LeBlanc, who is white, initially denied using the language in text messages in which she referred to an Assumption Parish deputy and a court employee, both of whom are black.
But over the weekend LeBlanc acknowledged during a television interview with station WAFB that she used the N-word in describing a black sheriff’s deputy and a black law clerk in text messages she sent to Assumption Parish Chief Deputy Bruce Prejean, with whom she’d previously had an affair. Both LeBlanc and Prejean are married to other people.
“I profusely apologize for that. I should have never said it,” LeBlanc said during the interview. But she also said she plans to keep her seat and to run for re-election when her current term ends in December. She has held the seat since 2012.
News stories last week said that in the text messages LeBlanc had angrily accused Prejean of having an affair with at least one of the people she made the racist slurs about.
“At least I was NEVER unfaithful to you with ANYONE – much less a n*****,” one of the messages read. [Word redacted by Courthouse News.]
Edwards, a Democrat, was joined in his call by the Louisiana Legislative Black Caucus, which asked for LeBlanc’s resignation. The caucus said it would be “complicit in such unjust and illegal behavior” if it did not respond to LeBlanc’s slurs.
“Too often we have seen justice dispensed in Louisiana based on race or ethnicity,” state Sen. Jimmy Harris, chairman of the Louisiana Legislative Black Caucus, said in a statement to the Advocate. “Such behavior will no longer be overlooked or tolerated in our great state.”
Edwards’ statement Wednesday came on the heels of a complaint filed by the Louisiana and Baton Rouge chapters of the NAACP, which also called for LeBlanc to resign.
“The admitted and repeated use of racial slurs by a judge who has taken an oath to administer justice fairly and impartially is wrong, period. There is never any circumstance or context in which such derogatory and degrading language is okay,” Edwards said in his statement.
“Sadly, inequities still exist in society and in our judicial system. Judge LeBlanc has compromised her ability to preside as a judge, and she has damaged the judiciary. She should resign. The people of the 23rd Judicial District and our state deserve better,” Edwards’ statement said.
District Attorney Ricky Babin and the district’s lead public defender filed motions with the court last week upon hearing of LeBlanc’s affair with Prejean asking the judge to voluntarily recuse herself from criminal matters in Assumption Parish.
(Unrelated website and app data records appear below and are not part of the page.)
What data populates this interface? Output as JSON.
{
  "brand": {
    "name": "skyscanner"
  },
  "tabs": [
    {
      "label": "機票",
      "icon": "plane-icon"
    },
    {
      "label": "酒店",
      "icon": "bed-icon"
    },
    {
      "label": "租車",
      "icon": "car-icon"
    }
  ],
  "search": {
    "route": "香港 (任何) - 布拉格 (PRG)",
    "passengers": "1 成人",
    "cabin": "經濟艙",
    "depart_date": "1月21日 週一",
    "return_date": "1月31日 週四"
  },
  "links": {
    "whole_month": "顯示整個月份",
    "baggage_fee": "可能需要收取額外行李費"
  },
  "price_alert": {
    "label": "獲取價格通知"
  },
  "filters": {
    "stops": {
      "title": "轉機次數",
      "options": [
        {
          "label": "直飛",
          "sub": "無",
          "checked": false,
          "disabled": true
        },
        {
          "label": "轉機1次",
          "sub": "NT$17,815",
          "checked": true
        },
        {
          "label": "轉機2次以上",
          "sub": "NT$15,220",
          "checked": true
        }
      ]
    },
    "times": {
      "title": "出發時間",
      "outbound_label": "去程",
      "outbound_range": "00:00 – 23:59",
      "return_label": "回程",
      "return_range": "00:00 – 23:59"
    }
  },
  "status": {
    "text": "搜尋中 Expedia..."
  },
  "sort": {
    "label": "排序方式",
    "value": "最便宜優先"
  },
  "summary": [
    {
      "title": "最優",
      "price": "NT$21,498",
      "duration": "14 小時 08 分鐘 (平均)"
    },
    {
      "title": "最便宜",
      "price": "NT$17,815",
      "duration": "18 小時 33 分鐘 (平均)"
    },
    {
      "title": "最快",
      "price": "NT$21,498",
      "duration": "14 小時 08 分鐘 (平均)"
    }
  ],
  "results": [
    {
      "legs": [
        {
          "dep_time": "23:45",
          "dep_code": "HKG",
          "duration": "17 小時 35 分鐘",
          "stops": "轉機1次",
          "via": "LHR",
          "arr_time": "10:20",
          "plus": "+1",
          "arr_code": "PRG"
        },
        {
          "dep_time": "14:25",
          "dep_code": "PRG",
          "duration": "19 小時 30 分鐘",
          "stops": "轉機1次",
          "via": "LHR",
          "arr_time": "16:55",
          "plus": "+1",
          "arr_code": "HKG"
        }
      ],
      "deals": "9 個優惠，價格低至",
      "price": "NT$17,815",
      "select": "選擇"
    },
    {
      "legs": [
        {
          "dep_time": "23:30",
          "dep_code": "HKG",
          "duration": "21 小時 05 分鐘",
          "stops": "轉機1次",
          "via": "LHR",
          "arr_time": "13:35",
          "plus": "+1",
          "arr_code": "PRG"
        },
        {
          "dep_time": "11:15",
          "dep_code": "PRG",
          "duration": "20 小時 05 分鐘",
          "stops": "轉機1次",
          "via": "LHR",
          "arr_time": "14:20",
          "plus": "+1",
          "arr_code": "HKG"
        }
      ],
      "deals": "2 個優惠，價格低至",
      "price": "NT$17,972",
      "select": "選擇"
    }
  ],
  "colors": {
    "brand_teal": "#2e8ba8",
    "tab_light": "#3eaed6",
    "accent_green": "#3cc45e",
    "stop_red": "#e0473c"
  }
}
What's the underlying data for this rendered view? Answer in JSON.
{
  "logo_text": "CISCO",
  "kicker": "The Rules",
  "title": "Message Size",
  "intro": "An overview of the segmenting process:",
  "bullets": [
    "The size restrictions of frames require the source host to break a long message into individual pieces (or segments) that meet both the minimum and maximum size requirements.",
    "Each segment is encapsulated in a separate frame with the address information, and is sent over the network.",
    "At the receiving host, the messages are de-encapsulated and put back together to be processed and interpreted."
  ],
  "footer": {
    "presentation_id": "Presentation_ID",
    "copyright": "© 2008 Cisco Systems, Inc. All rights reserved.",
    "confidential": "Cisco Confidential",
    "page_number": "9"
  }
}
Otherwise, their motion said, she would be forced to do so because of the affair.
Babin told the Advocate newspaper that hundreds of LeBlanc’s cases are now under review.
LeBlanc told the Advocate she doesn’t believe the affair would cause any trial verdicts in her court to be overturned.